A clinical pathway may contain many categories of information, such as etiology, diagnosis, and treatment. To help providers locate their desired information quickly, the Firstline design team has developed a standardized design system, such as an Rx icon for medications, a pathogen icon for causative organisms, and a red cell with a caution triangle for warnings.

The challenge was to make these designs and icons attention-grabbing, universally intuitive, and consistent in their messaging. Chiara-lyse shares from experience, “If there is something that you don’t want a provider to miss, you need to promote that information in the layout and make it extremely clear with formatting. That’s not only a function of the visual design, but it also stems from our qualitative assessment of the information, and the resulting information design we apply.”
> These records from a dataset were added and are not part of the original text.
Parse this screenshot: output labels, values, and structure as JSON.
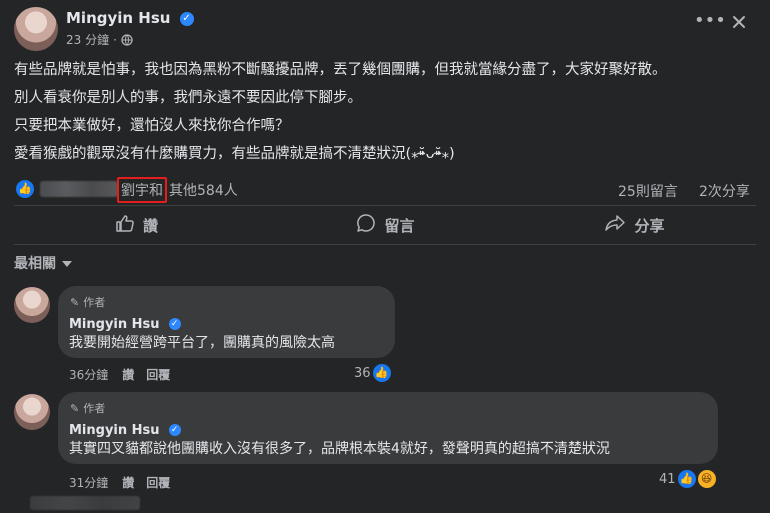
{
  "post": {
    "author": "Mingyin Hsu",
    "time": "23 分鐘",
    "dot": "·",
    "privacy_icon": "globe-icon",
    "more_icon": "more-horizontal-icon",
    "close_icon": "close-icon",
    "lines": [
      "有些品牌就是怕事，我也因為黑粉不斷騷擾品牌，丟了幾個團購，但我就當緣分盡了，大家好聚好散。",
      "別人看衰你是別人的事，我們永遠不要因此停下腳步。",
      "只要把本業做好，還怕沒人來找你合作嗎？",
      "愛看猴戲的觀眾沒有什麼購買力，有些品牌就是搞不清楚狀況(⁎⁍̴̆ᴗ⁍̴̆⁎)"
    ]
  },
  "reactions": {
    "highlighted_name": "劉宇和",
    "others": "其他584人",
    "comments": "25則留言",
    "shares": "2次分享"
  },
  "actions": {
    "like": "讚",
    "comment": "留言",
    "share": "分享"
  },
  "sort": {
    "label": "最相關"
  },
  "comments": [
    {
      "author_tag": "作者",
      "author": "Mingyin Hsu",
      "text": "我要開始經營跨平台了，團購真的風險太高",
      "time": "36分鐘",
      "like": "讚",
      "reply": "回覆",
      "reaction_count": "36"
    },
    {
      "author_tag": "作者",
      "author": "Mingyin Hsu",
      "text": "其實四叉貓都說他團購收入沒有很多了，品牌根本裝4就好，發聲明真的超搞不清楚狀況",
      "time": "31分鐘",
      "like": "讚",
      "reply": "回覆",
      "reaction_count": "41"
    }
  ],
  "colors": {
    "background": "#242526",
    "bubble": "#3a3b3c",
    "accent": "#1877f2",
    "highlight_border": "#e41e1e"
  }
}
Localization refers to the process of adapting generic guidelines to reflect regional susceptibilities, patient populations, drug availability, diagnostic methods, and so on. In fact, the more local your clinical pathways are, the more useful they will be to your providers. Organizations often add things like local contact numbers, drug costs, and institutional branding. These small customizations will increase trust and provide a better end-user experience.

"We need to stop thinking of guidelines as flat, text documents resembling journal articles. Outside of medicine, people are used to information being organized, searchable, integrated and mobile. This is our vision for the design and delivery of medical guidelines as well." - Michael Long, Chief Clinical Officer at Firstline

Improving Accessibility via Mobile

To further improve accessibility, Firstline delivers clinical pathways on a mobile platform, making them easy to reference at the point of care. A seemingly simple process, but for antimicrobial stewards like Kyle, it can transform the way they work. “Unlike Field of Dreams, just because we build it does not mean they’ll come… Firstline plays an important role here by allowing us to meet our prescribers, pharmacists, nurses, and other clinical staff where they are. Specifically, by providing a knowledge base platform that can be accessed online and at the bedside via mobile phone.”

Information also needs to be integrated, dynamic, and mobile to suit the needs of a busy medical setting. Justin Kosar, stewardship lead from Saskatchewan, had this in mind while working with Firstline to develop their mobile clinical pathways. “We very purposely developed ours to stick to a ‘four and six click rule’, so you should be able to get 90%-95% of information within four to six clicks.” Emphasizing just how important speed is, Justin continues, “we know that the average interaction time is about 28 seconds on [our version of Firstline]… and never more than two and a half minutes. That’s not long at all and, for us, that is a huge success.”

For providers in rural areas or low to middle income countries, availability or cost of internet can also be a challenge. Dr. Kelechi Eguzo, President of Marjorie Bash Foundation, points out “We had concerns about the cost of internet data in Nigeria, so it was important that the Firstline app is available offline.” By delivering guidance through a mobile platform that requires limited internet connectivity, Firstline ensures equitable access of information for developing nations at the point of care.

The continued fight against Antimicrobial Resistance

Firstline’s innovative design and delivery of clinical pathways help ID teams improve prescribing behaviour and patient outcomes. The continuous development of tools and features on our mobile platform is largely guided by clinical experts we collaborate with. In this relationship, Firstline contributes its technology and information design expertise to meet the needs of those experts and the many providers that they support. Join us and other AMR advocates in continuing the fight against Antimicrobial Resistance.